** Provided data follows **
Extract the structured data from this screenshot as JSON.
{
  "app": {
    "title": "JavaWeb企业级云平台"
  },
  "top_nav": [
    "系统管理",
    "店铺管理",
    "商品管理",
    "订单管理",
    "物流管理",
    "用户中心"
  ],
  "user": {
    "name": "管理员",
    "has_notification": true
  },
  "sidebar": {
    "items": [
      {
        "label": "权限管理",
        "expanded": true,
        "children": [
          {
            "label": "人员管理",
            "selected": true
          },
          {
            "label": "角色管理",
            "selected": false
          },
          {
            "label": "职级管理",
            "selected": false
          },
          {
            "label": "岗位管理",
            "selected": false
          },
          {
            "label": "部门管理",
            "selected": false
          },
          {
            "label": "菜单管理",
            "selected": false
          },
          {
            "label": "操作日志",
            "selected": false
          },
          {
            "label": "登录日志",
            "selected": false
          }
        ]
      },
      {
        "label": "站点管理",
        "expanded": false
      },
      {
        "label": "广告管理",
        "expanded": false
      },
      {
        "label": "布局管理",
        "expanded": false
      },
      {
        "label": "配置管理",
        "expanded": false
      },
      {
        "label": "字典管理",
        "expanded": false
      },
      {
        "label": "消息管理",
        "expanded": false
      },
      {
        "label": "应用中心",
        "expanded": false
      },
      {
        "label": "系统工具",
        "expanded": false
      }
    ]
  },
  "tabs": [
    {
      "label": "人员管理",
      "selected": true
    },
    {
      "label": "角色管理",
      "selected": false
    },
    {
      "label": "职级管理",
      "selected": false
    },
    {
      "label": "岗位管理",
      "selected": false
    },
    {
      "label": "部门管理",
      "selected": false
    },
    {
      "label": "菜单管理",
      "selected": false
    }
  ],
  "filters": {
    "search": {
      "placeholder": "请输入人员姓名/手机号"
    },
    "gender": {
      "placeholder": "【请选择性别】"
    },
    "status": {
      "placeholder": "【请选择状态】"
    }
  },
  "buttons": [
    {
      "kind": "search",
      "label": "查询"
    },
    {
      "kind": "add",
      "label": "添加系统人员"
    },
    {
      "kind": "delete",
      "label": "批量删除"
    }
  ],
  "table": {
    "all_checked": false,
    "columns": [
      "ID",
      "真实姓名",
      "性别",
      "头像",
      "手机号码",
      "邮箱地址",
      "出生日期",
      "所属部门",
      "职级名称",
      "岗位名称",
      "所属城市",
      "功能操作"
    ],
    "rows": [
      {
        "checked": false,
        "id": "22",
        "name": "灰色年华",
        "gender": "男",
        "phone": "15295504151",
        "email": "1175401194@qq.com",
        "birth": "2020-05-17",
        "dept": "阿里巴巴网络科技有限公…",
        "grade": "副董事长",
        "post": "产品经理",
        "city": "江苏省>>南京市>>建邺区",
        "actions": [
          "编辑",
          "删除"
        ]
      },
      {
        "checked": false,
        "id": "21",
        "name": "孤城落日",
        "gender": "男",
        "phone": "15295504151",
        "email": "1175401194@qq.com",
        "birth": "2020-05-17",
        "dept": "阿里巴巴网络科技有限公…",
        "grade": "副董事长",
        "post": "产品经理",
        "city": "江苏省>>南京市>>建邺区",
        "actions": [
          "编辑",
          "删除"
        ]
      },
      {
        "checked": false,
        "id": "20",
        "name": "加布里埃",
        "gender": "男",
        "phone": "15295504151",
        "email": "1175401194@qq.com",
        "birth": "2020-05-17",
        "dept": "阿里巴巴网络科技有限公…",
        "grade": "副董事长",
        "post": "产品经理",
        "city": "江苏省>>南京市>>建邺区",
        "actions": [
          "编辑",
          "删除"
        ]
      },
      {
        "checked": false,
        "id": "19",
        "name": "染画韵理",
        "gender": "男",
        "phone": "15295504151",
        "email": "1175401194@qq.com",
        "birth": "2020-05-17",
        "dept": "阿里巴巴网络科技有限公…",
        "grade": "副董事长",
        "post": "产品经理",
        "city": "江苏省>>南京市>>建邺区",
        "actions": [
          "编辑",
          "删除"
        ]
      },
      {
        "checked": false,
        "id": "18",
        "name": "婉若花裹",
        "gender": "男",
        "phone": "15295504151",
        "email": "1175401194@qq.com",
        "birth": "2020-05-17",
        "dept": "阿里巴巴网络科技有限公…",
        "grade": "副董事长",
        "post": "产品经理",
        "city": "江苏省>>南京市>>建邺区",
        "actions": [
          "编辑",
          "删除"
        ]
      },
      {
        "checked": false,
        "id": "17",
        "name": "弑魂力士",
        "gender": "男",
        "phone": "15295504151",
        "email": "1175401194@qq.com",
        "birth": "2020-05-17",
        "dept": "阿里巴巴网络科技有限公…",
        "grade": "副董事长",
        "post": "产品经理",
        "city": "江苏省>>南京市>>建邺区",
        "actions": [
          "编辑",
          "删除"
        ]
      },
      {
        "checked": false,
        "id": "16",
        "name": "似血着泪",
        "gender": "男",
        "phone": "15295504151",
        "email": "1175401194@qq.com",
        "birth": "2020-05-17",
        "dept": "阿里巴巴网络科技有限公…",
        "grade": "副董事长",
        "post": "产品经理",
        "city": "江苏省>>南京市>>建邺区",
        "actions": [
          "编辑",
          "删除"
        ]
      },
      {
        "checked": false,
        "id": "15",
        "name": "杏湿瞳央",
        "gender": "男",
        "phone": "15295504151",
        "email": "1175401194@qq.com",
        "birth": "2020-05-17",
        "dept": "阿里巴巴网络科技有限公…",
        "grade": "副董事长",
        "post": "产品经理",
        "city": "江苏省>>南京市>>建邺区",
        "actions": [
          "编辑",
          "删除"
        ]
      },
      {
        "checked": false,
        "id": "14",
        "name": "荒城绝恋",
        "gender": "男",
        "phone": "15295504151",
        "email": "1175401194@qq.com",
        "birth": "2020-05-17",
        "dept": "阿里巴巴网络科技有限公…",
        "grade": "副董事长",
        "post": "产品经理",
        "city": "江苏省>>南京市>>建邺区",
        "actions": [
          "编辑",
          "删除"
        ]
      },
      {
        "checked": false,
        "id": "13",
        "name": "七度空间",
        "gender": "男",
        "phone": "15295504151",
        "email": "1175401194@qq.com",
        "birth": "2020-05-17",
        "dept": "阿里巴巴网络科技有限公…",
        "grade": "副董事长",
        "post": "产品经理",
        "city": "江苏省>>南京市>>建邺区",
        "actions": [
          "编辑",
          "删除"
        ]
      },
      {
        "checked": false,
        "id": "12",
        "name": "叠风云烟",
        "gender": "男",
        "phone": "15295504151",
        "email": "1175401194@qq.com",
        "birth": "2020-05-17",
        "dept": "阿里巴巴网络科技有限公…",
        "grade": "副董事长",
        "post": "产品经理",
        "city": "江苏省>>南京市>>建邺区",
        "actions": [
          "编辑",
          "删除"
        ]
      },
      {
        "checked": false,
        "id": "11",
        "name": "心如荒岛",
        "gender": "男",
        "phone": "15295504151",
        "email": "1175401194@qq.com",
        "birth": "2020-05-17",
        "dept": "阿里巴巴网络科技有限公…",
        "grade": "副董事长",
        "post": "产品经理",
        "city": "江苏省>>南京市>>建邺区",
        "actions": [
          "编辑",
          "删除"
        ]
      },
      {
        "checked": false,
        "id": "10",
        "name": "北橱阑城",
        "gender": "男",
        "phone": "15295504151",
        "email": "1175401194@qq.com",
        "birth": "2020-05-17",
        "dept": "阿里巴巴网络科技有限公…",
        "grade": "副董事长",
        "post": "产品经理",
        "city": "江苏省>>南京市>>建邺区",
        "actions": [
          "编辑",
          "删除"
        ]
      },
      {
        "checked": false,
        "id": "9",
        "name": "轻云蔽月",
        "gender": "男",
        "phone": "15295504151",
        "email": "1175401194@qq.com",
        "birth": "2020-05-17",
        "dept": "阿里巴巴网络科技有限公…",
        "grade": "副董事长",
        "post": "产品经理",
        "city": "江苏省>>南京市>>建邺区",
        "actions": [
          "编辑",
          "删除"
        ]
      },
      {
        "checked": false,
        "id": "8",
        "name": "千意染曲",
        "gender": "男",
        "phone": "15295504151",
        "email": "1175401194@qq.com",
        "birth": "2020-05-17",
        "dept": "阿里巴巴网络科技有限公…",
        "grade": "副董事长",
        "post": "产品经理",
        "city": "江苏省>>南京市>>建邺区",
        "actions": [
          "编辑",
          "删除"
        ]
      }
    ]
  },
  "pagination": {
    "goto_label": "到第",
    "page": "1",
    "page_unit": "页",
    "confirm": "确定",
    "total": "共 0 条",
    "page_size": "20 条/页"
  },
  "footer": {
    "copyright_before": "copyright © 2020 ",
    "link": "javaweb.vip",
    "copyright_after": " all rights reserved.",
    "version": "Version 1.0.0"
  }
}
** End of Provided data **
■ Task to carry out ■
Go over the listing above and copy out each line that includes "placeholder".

■ The answer ■
      "placeholder": "请输入人员姓名/手机号"
      "placeholder": "【请选择性别】"
      "placeholder": "【请选择状态】"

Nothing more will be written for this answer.